My comment: I had trouble finding abstract images for tough. Tough was tough; which is weird, because I had though it’d be the easier one to do.

  • What marks best define each term and why?

    1. Sharpie, pen (black), pencil. 
      • Pencil best defines tender because it’s a light shade
      • Maybe sharpie best defines tough because it’s bold and permanent.
    2. For tender, pencil because it is light and gives a soft and non-aggressive look. For tough, I would use marker because it makes a bold statement.
    3. For tender, thin lines and pencil works best.

My comment: I knew all this already, haha. Nice reinforcement.

  • Which compositions best define each term and how?

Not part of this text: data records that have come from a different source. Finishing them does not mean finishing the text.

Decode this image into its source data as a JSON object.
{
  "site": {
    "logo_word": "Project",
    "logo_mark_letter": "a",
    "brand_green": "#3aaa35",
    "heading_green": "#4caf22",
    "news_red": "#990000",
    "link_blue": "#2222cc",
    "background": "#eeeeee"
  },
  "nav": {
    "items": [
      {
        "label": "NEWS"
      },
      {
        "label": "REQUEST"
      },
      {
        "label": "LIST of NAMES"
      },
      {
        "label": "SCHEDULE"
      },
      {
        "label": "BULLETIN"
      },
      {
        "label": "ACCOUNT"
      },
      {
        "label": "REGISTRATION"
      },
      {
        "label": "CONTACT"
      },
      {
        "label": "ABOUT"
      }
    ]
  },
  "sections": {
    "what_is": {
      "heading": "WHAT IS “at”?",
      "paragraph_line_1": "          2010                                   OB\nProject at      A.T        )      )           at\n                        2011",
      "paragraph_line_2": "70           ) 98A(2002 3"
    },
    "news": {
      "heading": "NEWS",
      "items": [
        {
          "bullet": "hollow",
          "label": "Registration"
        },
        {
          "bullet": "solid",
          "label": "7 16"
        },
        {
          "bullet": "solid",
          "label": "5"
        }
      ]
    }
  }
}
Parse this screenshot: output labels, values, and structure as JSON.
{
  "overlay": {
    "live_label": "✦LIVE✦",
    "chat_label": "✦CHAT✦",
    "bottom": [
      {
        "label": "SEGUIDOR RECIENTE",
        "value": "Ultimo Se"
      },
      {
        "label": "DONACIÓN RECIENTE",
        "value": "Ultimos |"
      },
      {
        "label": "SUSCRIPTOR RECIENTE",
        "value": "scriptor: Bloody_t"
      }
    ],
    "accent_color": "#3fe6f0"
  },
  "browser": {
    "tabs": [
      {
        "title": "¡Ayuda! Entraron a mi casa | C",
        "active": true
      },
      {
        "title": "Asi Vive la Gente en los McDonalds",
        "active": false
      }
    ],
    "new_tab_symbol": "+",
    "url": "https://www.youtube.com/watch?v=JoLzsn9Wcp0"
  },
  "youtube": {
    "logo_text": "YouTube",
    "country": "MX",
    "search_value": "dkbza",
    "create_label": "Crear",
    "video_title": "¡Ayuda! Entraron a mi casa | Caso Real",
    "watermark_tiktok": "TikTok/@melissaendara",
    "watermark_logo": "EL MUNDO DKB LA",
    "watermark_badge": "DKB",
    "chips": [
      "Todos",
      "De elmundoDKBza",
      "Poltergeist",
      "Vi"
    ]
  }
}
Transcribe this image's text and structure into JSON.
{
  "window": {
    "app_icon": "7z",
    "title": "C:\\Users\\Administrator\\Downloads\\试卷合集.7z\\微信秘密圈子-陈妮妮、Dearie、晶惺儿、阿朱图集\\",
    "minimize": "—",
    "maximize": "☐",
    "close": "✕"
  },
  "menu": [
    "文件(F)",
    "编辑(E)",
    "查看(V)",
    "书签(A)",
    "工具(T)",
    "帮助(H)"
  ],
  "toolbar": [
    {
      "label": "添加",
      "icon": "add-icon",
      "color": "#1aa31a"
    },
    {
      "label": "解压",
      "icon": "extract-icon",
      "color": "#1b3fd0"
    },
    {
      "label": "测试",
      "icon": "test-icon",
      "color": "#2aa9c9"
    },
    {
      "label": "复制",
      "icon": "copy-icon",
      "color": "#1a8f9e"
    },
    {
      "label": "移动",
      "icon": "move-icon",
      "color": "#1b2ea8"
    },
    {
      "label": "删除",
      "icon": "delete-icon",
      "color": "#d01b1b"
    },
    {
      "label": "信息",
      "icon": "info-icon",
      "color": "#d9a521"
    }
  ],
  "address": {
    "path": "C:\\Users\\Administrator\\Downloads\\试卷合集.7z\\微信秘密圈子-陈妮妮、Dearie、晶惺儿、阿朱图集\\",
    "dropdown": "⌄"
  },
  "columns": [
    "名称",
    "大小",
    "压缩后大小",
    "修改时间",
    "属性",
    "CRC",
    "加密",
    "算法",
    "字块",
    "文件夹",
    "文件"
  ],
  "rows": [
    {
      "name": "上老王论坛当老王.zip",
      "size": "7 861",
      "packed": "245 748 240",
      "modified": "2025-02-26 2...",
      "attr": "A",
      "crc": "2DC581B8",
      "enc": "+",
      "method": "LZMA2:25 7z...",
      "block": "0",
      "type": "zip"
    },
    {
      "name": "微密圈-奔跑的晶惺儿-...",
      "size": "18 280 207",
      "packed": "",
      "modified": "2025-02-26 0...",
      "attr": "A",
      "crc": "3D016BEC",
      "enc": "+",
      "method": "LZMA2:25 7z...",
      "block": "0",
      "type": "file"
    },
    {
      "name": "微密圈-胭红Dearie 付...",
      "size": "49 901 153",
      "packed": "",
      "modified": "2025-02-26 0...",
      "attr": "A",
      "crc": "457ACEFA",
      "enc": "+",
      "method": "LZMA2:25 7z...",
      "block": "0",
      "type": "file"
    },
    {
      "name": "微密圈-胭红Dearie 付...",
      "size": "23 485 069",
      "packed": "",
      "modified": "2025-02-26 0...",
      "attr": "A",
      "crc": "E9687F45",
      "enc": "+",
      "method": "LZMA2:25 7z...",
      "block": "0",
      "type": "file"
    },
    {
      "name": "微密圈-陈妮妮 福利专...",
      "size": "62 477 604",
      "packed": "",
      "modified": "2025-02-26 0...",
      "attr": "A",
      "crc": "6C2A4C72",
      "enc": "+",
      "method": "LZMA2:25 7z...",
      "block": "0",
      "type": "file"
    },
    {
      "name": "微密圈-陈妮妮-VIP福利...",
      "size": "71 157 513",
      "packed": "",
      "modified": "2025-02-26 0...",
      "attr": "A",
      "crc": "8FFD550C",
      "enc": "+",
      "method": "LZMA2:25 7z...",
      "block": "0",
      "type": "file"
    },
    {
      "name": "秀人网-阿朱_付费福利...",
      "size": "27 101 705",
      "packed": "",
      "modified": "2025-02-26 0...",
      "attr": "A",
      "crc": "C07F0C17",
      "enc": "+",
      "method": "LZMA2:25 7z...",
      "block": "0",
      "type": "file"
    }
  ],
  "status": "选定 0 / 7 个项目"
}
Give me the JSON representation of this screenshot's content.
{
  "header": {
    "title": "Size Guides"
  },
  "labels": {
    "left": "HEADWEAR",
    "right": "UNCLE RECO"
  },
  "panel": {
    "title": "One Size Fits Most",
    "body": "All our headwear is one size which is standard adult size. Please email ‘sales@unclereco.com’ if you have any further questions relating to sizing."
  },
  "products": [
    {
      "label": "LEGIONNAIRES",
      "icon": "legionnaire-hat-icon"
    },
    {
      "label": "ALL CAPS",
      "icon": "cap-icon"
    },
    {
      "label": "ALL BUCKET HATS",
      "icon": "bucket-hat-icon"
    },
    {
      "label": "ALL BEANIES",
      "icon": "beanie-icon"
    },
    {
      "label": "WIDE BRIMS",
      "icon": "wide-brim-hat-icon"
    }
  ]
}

    1. The composition where the sharpie surrounds the lightly shaded because it’s like the bold overcomes the light (tender).
      • The composition where the big arrow overcomes the small ball because it resembles bullying.
    2. Tender: Pg #2, #5- Looks soft, mushy, and squishy; the shape gives it its texture- PERFECT.
      • Tough: Pg #2, #10- Horns give your image roughness, testosterone, toughness, and masculinity by the unrefined edges [and] the size.
    3. Tender: #1, #2- it looks soft, squished and tight
      • Tough: #1, #2- the shapes are rigid, strong, and reminds me of tough.

My comment: I’m not sure what student #3 is referring to, but for the selections of the other two, I was surprised by student #2’s response. She had chosen the ones I thought least about. I agree with student #1.

  • Anything else you wanted to contribute

    1. Need more drawings! 🙂
    2. Play around with your size on the horn and keep it unrefined- don’t make your lines smooth.
    3. Use sharpie and make thick, strong lines for tough.

My comment: I’m not sure if I can use the horns in this project since it may go against the “using identifiable cultural symbols rule” I’ll ask about it though.

This is a Critique Post About My Box

1. What did you like about this assignment?

  • I enjoyed the freedom of being able to design my box however I wanted. It was fun to challenge myself creatively
  • The feeling of satisfaction was the box was done- seeing how all the chaos came together to make a final, solid piece.

2. What frustrated you about this assignment?

  • In class I had mentioned how permanency was an issue for me- how once  your decision has been made, your actions were irreversible, especially when it came to gluing down my pieces.
  • Finding a pattern that no one else had used frustrated me. I’ll be honest here-I hated the thought of having my design be very similar to someone else’s.
  • Using the straight-edge was a little irritating but not too much.
  • Making sure my box was proportionate and as close to the real one as possible was a little hectic.

3. How is this visual art?

  • It’s that part of perception where the little pieces come together to make a larger, whole, sensible piece. I’m sure there’s a word for this concept.

4. What did you learn from this assignment?

  • To…not give up. To make it to the end, because sometimes the journey there is problematic, but the end result is usually okay.

5. Additional Comments:

So these are all the other boxes in order of how everyone drew it, angle to angle:

all boxes 1 all boxes 2 all boxes 3

And these were the other boxes that I found especially interesting. The shading in this first one is pretty cool:

other boxes 1

I like the way the pattern looks like animal prints in this one (it’s very fitting to the person who made it):

other boxes 2

I like the incorporation of numbers in this one:

other boxes 3

this person had the same idea as mine (sadly), but I think it came out way better in comparison:

other boxes 4